THE POLITICS AND CULTURE INTERACTION IN THE CONTEXT OF NARRATIVE PRACTICES AS A MECHANISM OF THE IDENTITY SOCIAL CONSTRUCTION

  • Nikolay Baranov

Abstract

The object of this research is the identification of political and cultural trends in modern Russian politics which are aimed at constructing the national and state identity of Russians. It is argued that Russian policy is built on the basis of the national past, applied, depending on different circumstances, to the present. Nevertheless, while remaining basically a country with dominating conservative values, Russia absorbs those features of a foreign political culture that at this stage of development are the most appropriate to the needs of society and which society is able to adopt, and rejects such features for which it is perceived that the majority of Russian citizens are not yet ready. Thus, the formation of narrative practices characterizing the continuity and coherence of Russian policy in modern conditions is not yet finished. Identity is considered as a political category determined by a person's values, emotional perception of socio-political reality, as well as rationally motivated interests and needs. The emphasis is placed on the macropolitical identity, including the national-state identity, which is the object of the state and interest groups targeting, the policy of the identity formation and construction. The author tried to justify the formation of a civil political culture and world, which appeared due to technological and social changes to be taking place in the country, and which will contribute to the change of the existing conservative paradigm, where the formation of national-state identity of the Russians takes place.
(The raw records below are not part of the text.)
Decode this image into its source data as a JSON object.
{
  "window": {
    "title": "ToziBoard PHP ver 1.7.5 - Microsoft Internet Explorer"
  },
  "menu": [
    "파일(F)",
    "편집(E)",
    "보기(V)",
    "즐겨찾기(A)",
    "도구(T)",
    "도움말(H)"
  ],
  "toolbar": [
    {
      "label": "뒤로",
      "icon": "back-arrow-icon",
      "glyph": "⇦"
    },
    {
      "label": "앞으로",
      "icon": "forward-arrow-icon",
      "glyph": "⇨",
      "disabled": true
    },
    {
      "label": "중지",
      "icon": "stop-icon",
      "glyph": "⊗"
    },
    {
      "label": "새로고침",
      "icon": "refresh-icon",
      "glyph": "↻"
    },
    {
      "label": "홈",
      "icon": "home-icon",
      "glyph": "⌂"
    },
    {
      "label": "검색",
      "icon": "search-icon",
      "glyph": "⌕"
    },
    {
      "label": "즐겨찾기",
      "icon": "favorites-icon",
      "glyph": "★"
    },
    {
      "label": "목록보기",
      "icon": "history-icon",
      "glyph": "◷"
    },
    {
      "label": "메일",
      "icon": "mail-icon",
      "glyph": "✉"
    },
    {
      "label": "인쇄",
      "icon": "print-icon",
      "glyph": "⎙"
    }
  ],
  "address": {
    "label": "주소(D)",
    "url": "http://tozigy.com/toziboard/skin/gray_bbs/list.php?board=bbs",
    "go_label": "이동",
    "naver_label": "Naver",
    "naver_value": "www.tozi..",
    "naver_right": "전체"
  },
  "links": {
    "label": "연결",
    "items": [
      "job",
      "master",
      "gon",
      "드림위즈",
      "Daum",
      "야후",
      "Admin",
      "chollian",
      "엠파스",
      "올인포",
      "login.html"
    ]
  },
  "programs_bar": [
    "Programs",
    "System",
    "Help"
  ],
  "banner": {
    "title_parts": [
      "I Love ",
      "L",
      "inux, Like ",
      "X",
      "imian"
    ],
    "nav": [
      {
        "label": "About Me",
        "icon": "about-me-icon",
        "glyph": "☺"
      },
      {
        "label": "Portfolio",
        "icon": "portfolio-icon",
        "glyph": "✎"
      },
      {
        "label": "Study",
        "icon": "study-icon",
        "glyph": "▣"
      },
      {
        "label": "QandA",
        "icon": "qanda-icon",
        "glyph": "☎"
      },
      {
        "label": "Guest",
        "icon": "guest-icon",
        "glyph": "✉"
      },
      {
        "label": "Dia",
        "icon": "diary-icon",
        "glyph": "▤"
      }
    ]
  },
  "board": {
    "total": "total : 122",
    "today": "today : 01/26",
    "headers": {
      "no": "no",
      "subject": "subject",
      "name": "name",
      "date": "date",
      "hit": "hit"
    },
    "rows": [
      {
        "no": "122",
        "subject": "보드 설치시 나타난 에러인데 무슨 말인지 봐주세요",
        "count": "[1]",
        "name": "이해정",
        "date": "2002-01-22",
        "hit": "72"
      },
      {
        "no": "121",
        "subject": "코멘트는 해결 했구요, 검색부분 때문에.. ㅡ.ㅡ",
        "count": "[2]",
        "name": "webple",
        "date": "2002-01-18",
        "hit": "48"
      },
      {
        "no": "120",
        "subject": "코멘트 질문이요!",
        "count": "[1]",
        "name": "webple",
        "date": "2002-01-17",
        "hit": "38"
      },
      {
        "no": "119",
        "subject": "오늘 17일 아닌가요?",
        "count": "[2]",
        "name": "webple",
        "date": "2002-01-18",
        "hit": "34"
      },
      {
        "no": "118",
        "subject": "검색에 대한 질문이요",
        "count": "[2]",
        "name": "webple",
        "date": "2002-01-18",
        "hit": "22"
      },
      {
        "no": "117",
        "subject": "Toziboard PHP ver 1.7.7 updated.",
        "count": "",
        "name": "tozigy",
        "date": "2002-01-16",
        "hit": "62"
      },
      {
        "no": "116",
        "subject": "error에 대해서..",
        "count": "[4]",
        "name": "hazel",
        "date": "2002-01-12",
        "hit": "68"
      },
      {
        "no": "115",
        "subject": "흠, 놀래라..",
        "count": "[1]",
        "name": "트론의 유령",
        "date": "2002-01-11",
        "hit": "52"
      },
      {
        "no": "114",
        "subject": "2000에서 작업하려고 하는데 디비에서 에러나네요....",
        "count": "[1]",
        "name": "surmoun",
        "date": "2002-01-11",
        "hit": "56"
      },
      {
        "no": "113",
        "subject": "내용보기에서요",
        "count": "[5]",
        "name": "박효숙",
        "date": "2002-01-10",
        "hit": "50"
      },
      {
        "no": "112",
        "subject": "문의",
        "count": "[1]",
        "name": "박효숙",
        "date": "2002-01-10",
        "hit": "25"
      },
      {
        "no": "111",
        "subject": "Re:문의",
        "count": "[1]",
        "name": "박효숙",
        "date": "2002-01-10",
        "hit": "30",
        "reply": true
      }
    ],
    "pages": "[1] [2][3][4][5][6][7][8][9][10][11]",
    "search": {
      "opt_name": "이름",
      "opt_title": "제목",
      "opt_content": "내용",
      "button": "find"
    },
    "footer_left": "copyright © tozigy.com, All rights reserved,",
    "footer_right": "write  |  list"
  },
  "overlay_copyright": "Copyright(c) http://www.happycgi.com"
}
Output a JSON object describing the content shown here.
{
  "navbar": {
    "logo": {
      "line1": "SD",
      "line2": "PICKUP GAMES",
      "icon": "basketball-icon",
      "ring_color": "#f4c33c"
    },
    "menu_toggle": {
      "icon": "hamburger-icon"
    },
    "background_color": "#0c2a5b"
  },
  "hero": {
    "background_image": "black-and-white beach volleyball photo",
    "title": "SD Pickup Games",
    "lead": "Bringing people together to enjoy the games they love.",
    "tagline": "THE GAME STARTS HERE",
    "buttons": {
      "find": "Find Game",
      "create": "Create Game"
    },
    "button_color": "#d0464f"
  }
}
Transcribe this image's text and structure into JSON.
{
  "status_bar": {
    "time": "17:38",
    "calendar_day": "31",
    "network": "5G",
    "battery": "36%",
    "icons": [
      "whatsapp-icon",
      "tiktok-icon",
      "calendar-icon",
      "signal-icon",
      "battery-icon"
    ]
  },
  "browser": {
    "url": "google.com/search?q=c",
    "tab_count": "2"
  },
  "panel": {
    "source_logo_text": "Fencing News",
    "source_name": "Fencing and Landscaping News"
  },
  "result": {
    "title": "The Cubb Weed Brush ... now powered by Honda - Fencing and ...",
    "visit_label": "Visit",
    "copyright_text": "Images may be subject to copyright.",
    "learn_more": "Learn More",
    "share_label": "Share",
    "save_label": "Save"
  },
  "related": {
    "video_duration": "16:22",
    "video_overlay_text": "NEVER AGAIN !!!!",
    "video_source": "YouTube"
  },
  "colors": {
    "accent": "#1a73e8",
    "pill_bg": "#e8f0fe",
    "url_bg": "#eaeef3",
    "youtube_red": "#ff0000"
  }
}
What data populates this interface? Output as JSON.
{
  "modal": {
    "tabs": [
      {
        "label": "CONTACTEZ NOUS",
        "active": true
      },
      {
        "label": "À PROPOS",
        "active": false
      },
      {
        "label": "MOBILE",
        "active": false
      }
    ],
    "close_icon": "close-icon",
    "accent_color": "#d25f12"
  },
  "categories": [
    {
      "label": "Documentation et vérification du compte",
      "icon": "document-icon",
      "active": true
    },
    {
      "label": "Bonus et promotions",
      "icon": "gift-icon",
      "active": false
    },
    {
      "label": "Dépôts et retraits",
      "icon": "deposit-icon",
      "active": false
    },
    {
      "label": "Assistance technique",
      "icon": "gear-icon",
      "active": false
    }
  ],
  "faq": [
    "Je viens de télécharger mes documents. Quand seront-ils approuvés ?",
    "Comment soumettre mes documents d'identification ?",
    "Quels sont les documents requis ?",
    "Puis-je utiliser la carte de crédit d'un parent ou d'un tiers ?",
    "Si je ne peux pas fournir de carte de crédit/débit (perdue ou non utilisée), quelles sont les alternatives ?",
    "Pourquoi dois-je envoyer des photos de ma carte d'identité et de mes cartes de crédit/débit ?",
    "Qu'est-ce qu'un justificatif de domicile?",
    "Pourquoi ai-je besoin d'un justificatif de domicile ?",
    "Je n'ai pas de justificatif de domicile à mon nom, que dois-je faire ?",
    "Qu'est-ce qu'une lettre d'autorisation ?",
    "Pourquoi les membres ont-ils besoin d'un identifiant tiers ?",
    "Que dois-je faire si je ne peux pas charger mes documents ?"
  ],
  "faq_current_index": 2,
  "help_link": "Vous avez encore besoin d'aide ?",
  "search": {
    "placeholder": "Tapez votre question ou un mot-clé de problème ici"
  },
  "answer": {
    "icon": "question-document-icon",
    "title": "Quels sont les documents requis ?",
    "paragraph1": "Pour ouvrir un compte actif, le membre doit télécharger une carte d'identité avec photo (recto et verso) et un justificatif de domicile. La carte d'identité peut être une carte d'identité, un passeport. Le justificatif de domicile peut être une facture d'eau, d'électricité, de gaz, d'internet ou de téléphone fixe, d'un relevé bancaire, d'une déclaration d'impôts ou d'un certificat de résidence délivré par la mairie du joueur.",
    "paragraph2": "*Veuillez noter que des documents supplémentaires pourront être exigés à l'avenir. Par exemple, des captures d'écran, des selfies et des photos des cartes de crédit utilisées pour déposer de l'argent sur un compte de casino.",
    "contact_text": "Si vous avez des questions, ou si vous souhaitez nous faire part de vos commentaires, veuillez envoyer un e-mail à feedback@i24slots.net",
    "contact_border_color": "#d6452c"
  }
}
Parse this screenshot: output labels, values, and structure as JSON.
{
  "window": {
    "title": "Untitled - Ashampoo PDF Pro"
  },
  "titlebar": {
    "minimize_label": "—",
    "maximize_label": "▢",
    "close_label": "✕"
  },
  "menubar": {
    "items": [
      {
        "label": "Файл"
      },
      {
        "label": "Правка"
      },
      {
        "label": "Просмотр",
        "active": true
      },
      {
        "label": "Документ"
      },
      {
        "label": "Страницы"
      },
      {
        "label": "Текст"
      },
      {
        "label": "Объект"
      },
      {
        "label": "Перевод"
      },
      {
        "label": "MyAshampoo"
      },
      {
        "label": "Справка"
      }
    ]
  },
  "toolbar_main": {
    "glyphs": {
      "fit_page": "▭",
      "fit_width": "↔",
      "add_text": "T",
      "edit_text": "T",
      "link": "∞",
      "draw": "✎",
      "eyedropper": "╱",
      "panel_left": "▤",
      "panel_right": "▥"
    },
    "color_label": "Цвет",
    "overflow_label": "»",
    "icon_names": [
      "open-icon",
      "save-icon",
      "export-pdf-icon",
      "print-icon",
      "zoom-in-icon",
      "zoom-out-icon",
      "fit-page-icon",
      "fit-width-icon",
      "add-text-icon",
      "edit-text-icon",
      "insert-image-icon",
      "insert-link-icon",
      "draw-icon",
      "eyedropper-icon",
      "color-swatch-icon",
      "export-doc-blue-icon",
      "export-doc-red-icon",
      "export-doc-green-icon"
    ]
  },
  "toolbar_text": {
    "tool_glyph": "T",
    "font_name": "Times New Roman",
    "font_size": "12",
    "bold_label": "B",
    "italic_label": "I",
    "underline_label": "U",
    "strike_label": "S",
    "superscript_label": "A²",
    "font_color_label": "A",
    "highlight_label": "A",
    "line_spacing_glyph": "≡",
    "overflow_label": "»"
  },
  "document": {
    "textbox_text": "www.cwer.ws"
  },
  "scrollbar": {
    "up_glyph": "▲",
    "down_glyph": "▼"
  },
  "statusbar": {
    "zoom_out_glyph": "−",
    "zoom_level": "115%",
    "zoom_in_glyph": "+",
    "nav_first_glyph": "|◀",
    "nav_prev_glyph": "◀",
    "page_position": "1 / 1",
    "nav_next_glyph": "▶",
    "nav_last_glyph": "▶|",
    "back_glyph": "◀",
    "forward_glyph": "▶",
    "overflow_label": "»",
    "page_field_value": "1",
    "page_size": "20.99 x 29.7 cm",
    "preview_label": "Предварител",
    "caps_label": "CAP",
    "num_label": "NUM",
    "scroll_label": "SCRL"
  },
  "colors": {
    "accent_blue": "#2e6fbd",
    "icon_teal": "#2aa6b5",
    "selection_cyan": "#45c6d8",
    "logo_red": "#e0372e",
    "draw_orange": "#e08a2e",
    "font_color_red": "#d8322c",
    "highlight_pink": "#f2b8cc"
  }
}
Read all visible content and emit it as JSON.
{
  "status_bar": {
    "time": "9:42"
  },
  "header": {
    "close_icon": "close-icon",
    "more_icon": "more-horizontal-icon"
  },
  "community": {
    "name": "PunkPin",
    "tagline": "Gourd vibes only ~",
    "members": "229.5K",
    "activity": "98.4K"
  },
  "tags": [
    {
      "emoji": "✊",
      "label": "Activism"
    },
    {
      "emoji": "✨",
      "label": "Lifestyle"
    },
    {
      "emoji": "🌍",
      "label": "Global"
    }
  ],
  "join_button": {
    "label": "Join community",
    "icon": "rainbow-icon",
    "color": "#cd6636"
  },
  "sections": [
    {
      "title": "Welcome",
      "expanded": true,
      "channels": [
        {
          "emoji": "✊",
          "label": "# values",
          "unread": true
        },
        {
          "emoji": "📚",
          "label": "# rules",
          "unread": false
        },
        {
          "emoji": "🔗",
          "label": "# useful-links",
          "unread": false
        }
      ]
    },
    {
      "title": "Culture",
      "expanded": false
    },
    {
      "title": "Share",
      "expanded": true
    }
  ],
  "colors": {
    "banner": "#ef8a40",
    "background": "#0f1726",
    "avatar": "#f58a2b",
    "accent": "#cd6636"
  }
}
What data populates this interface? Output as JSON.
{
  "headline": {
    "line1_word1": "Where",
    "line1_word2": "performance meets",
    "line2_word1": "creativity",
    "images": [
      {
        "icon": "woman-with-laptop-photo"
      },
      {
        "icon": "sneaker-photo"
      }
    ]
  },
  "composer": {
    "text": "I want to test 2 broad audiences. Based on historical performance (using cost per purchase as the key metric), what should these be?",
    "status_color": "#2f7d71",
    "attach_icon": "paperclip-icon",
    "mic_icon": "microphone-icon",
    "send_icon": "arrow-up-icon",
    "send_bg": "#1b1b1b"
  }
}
Published
Dec 30, 2019
How to Cite
BARANOV, Nikolay. THE POLITICS AND CULTURE INTERACTION IN THE CONTEXT OF NARRATIVE PRACTICES AS A MECHANISM OF THE IDENTITY SOCIAL CONSTRUCTION. Balkan Social Science Review, [S.l.], v. 14, n. 14, p. 99-115, dec. 2019. ISSN 1857-8772. Available at: <http://js.ugd.edu.mk/index.php/BSSR/article/view/3341>. Date accessed: 02 june 2020.
Section
Articles-POLITICS AND SOCIETY